Record small ozone hole as stratospheric warming reaches the surface
A rare sudden stratospheric warming has caused the smallest ozone hole on record this year and could now be influencing weather patterns in the southern hemisphere.
Every winter, a band of powerful westerly winds develop high above Antarctica and circulates the South Pole. This 'stratospheric polar vortex' keeps a large mass of cold air locked above Antarctica throughout winter, before gradually breaking down in spring.
On rare occasions, rapid warming in the stratosphere - around 30-40km above Antarctica - can disrupt the polar vortex prematurely in late winter and early spring. This phenomenon, known as sudden stratospheric warming, can set off a sequence of events that affect processes at varying levels of the atmosphere during the following several months.
A sudden stratospheric warming started to occur in the southern hemisphere in late-August this year. This is thought to have been one of the strongest episodes in recent decades.
Image: Modelled air temperature at the 10hPa level showing sudden stratospheric warming over Antarctica on Friday, August 31, 2019.
While sudden stratospheric warming events occur roughly once every two years in the northern hemisphere, they are rare over the South Pole. According to NIWA, there have only been two other significant sudden stratospheric warming episodes in the last six decades.
When this stratospheric warming started in late August, the rarity of the event made it difficult to predict what the flow-on effects would be during the weeks and months ahead. However, we now know that it has significantly reduced the size of this year's ozone hole and could soon be impacting weather patterns across the southern hemisphere.
Record small ozone hole
Ozone protects us from harmful radiation emitted by the sun. Most of the ozone in our atmosphere is found 15-30km above the ground in the stratosphere, although in the 1970s it was discovered that some human-produced chemicals were depleting this ozone layer.
This discovery led to swift global action to phase out the use of all major ozone depleting substances. Thanks to this change, the ozone layer is expected to recover to pre-1980 levels over the mid-latitudes by 2050 and over Antarctica by 2065.
Image: Time-lapse photo of an ozonesonde being released into the atmosphere on September 9, 2019 to measure ozone over the South Pole. Source: NASA/Robert Schwarz
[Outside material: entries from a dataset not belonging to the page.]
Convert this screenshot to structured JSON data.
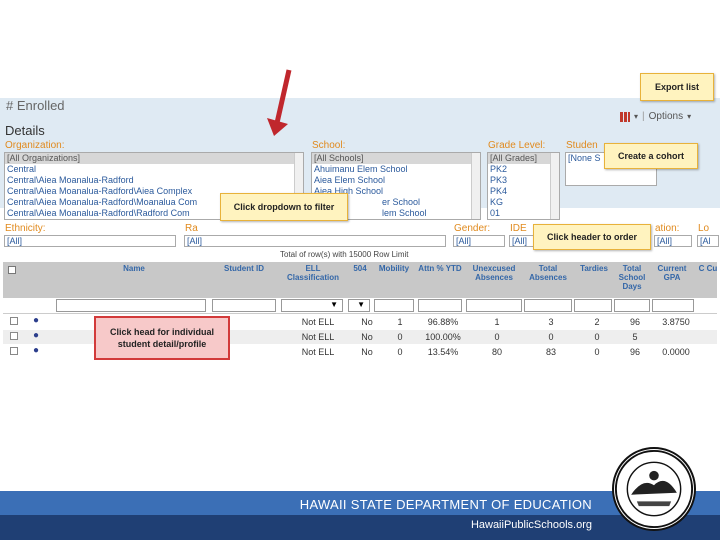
{
  "enrolled_title": "# Enrolled",
  "details_title": "Details",
  "options_label": "Options",
  "filters": {
    "organization": {
      "label": "Organization:",
      "items": [
        "[All Organizations]",
        "Central",
        "Central\\Aiea Moanalua-Radford",
        "Central\\Aiea Moanalua-Radford\\Aiea Complex",
        "Central\\Aiea Moanalua-Radford\\Moanalua Com",
        "Central\\Aiea Moanalua-Radford\\Radford Com"
      ]
    },
    "school": {
      "label": "School:",
      "items": [
        "[All Schools]",
        "Ahuimanu Elem School",
        "Aiea Elem School",
        "Aiea High School",
        "er School",
        "lem School"
      ]
    },
    "grade_level": {
      "label": "Grade Level:",
      "items": [
        "[All Grades]",
        "PK2",
        "PK3",
        "PK4",
        "KG",
        "01"
      ]
    },
    "student": {
      "label": "Studen",
      "value": "[None S"
    },
    "ethnicity": {
      "label": "Ethnicity:",
      "value": "[All]"
    },
    "race": {
      "label": "Ra",
      "value": "[All]"
    },
    "gender": {
      "label": "Gender:",
      "value": "[All]"
    },
    "idea": {
      "label": "IDE",
      "value": "[All]"
    },
    "classification": {
      "label": "ation:",
      "value": "[All]"
    },
    "low": {
      "label": "Lo",
      "value": "[Al"
    }
  },
  "total_row_text": "Total of          row(s) with 15000 Row Limit",
  "columns": [
    "Name",
    "Student ID",
    "ELL Classification",
    "504",
    "Mobility",
    "Attn % YTD",
    "Unexcused Absences",
    "Total Absences",
    "Tardies",
    "Total School Days",
    "Current GPA",
    "C Cu"
  ],
  "rows": [
    {
      "ell": "Not ELL",
      "c504": "No",
      "mobility": "1",
      "attn": "96.88%",
      "unexcused": "1",
      "total_abs": "3",
      "tardies": "2",
      "days": "96",
      "gpa": "3.8750"
    },
    {
      "ell": "Not ELL",
      "c504": "No",
      "mobility": "0",
      "attn": "100.00%",
      "unexcused": "0",
      "total_abs": "0",
      "tardies": "0",
      "days": "5",
      "gpa": ""
    },
    {
      "ell": "Not ELL",
      "c504": "No",
      "mobility": "0",
      "attn": "13.54%",
      "unexcused": "80",
      "total_abs": "83",
      "tardies": "0",
      "days": "96",
      "gpa": "0.0000"
    }
  ],
  "callouts": {
    "export": "Export list",
    "cohort": "Create a cohort",
    "filter": "Click dropdown to filter",
    "header": "Click header to order",
    "head": "Click head for individual student detail/profile"
  },
  "footer": {
    "org": "HAWAII STATE DEPARTMENT OF EDUCATION",
    "site": "HawaiiPublicSchools.org"
  },
  "colors": {
    "footer_top": "#3b6fb6",
    "footer_bottom": "#1f3f74",
    "accent_orange": "#e08a1e",
    "callout_bg": "#fff3bf"
  }
}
Each year, a unique combination of meteorological and chemical conditions inside the stratospheric polar vortex causes a hole in the ozone layer to appear above Antarctica, during winter and early spring. This ozone hole usually grows to a maximum area of about 20 million square kilometres in late September or early October. However, this year the ozone hole only reached 16.4 million square kilometres, its smallest peak size since observations began in 1982, according to NASA.
Image: The peak of this year's ozone hole on September 8th, 2019. Source: NASA
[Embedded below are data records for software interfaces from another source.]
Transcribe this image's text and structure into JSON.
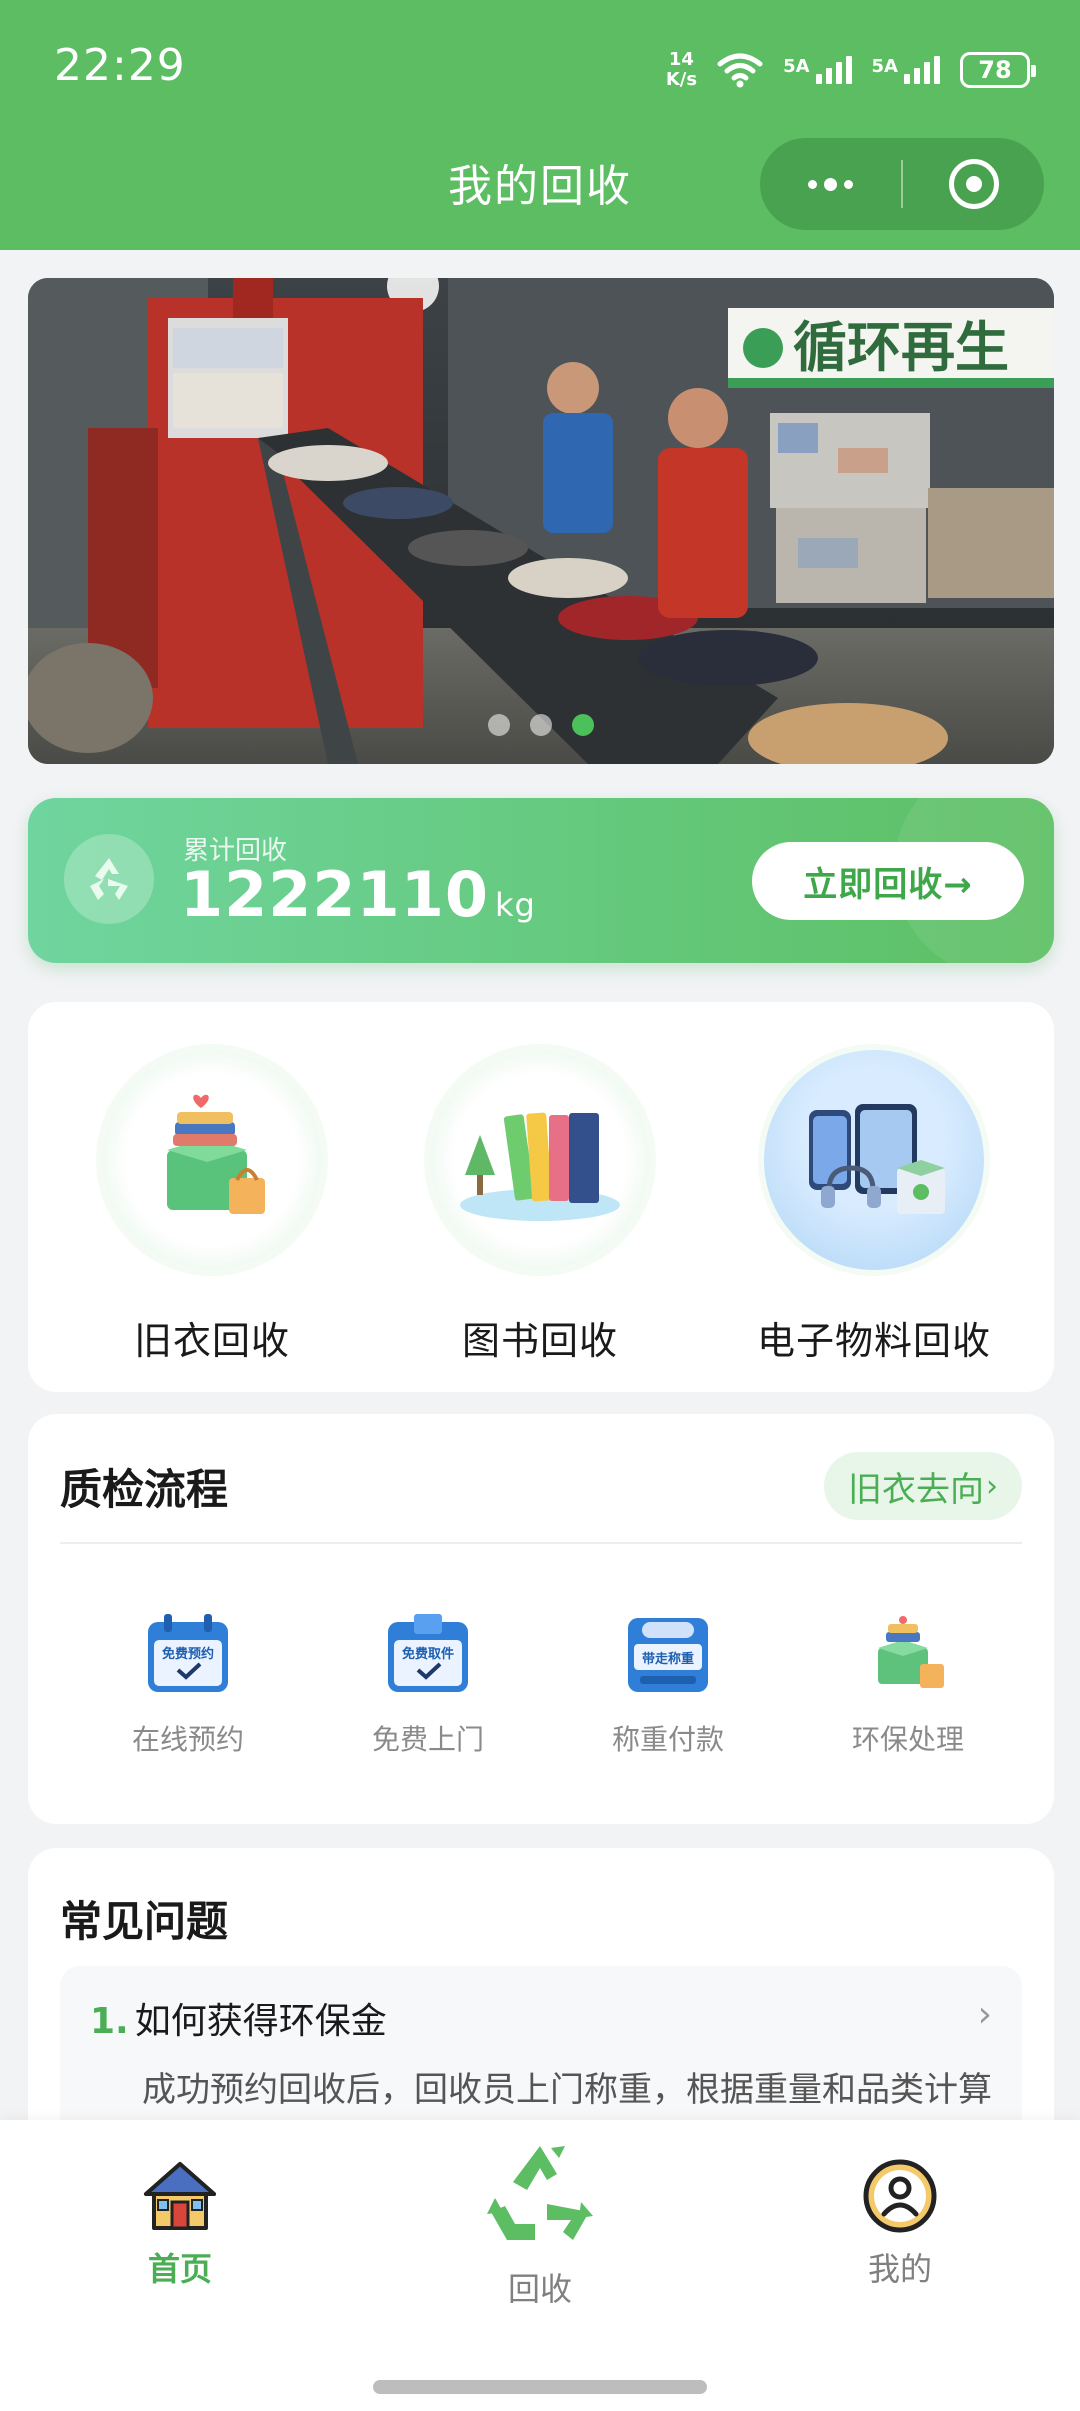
{
  "status_bar": {
    "time": "22:29",
    "net_speed_value": "14",
    "net_speed_unit": "K/s",
    "signal1_label": "5A",
    "signal2_label": "5A",
    "battery": "78"
  },
  "header": {
    "title": "我的回收"
  },
  "banner": {
    "sign_text": "循环再生",
    "slides": 3,
    "active_slide": 3
  },
  "stats": {
    "label": "累计回收",
    "value": "1222110",
    "unit": "kg",
    "button_label": "立即回收→"
  },
  "categories": [
    {
      "label": "旧衣回收",
      "icon": "clothes-box-icon"
    },
    {
      "label": "图书回收",
      "icon": "books-icon"
    },
    {
      "label": "电子物料回收",
      "icon": "electronics-icon"
    }
  ],
  "qc": {
    "title": "质检流程",
    "link_label": "旧衣去向",
    "steps": [
      {
        "label": "在线预约",
        "icon_text": "免费预约"
      },
      {
        "label": "免费上门",
        "icon_text": "免费取件"
      },
      {
        "label": "称重付款",
        "icon_text": "带走称重"
      },
      {
        "label": "环保处理",
        "icon_text": ""
      }
    ]
  },
  "faq": {
    "title": "常见问题",
    "items": [
      {
        "number": "1.",
        "question": "如何获得环保金",
        "answer": "成功预约回收后，回收员上门称重，根据重量和品类计算"
      }
    ]
  },
  "tabbar": {
    "items": [
      {
        "label": "首页",
        "active": true
      },
      {
        "label": "回收",
        "active": false
      },
      {
        "label": "我的",
        "active": false
      }
    ]
  },
  "colors": {
    "brand_green": "#5cbd63",
    "accent_green": "#4bae55"
  }
}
The ozone hole is gradually getting smaller as the concentration of ozone depleting substances declines in our stratosphere. However this year's record low peak size was largely due to the recent sudden stratospheric warming.
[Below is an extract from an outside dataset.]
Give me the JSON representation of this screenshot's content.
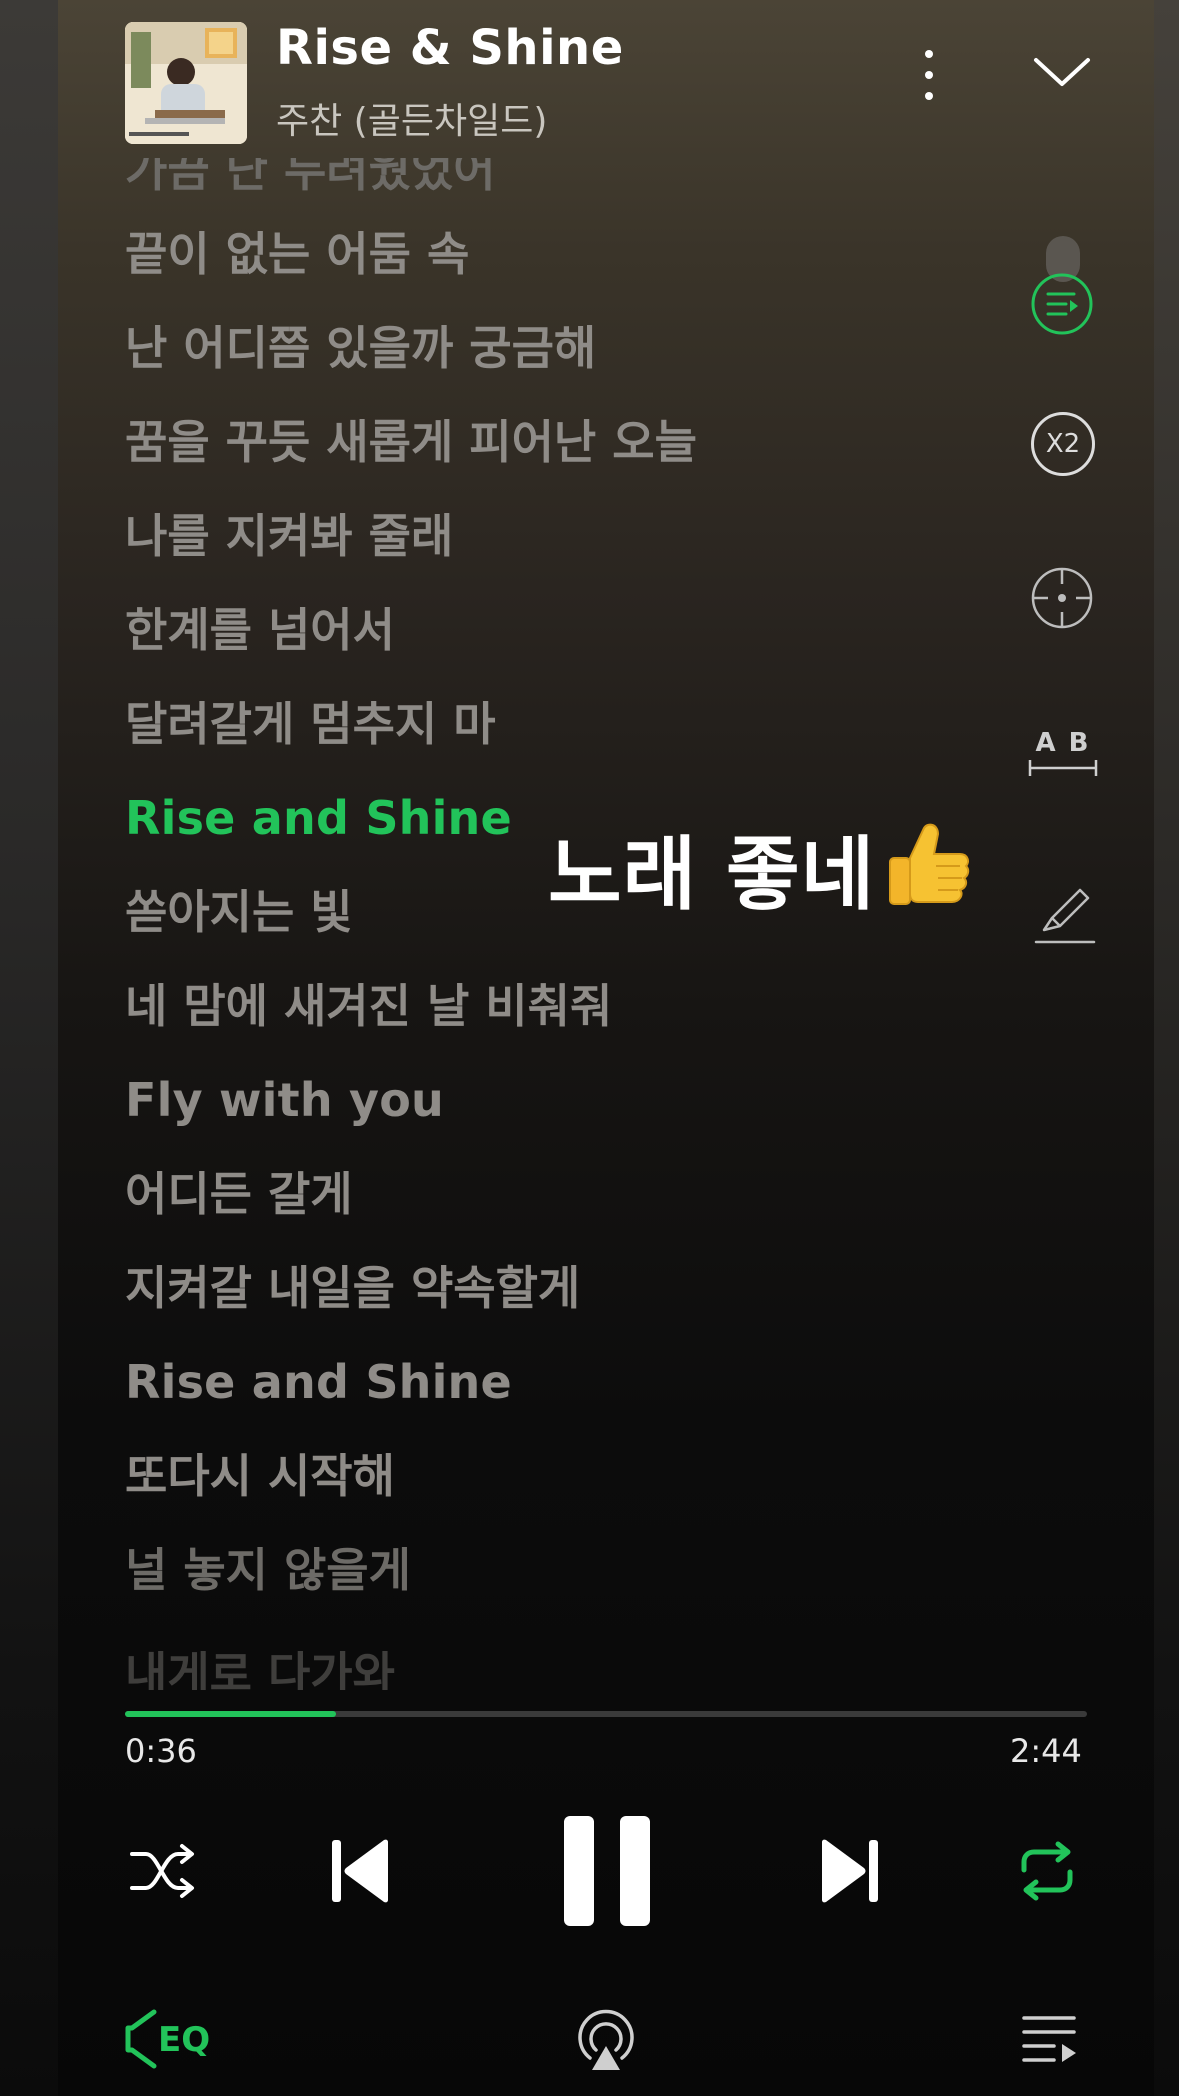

Weather near the ground
Sudden stratospheric warming events happen at such high altitudes that they initially have no perceivable effect on the weather near the ground. However, the sudden warming that started in the stratosphere back in late August is now interacting with the lower levels of the atmosphere. This interaction could influence weather patterns in the southern hemisphere during the next couple of months.
Perhaps the best known surface-weather related consequence of sudden stratospheric warming in the southern hemisphere is a shift in the Southern Annular Mode (SAM).
The SAM is an index that measures the north-south displacement of a belt of westerly winds that flow through the troposphere (near the ground) between Antarctica and Australia. When the SAM index is negative, this westerly wind belt shifts towards the equator and during a positive SAM, the westerlies contract towards the South Pole.
Sudden stratospheric warming in the southern hemisphere has been found to cause an increase in negative phases of the SAM when it filters down to the surface. This connection between the stratosphere and troposphere, which is called downward coupling, appears to be happening now.
"Based on historical relationships for other stratospheric warmings and what we can diagnose [from recent observations], we think there is downward coupling from the polar stratosphere happening now and will lead to stronger negative SAM" said Harry Hendon, Senior Principal Research Scientist at the Bureau of Meteorology.
Negative SAM episodes during late spring and summer tend to promote more rainfall in western Tasmania and drier-than-usual weather elsewhere in eastern and southeastern Australia. This drier weather in the nation's east and increased windiness in the south also increase the potential for bushfires.
The SAM index is currently negative and at its lowest value since early September, with forecasts suggesting it could drop even further over the coming week.
Image: Southern Annular Mode index with obeervations in black and ensemble forecasts in red. Source: NOAA
Looking further ahead, there is an increased likelihood that we will see more dips in the SAM during the next few months.
According to Harry Hendon, "historically, a sudden stratospheric warming will shift the odds toward [negative] SAM from October to January, so we can still expect occurences of low SAM as a result of the stratospheric warming over the next two months or so."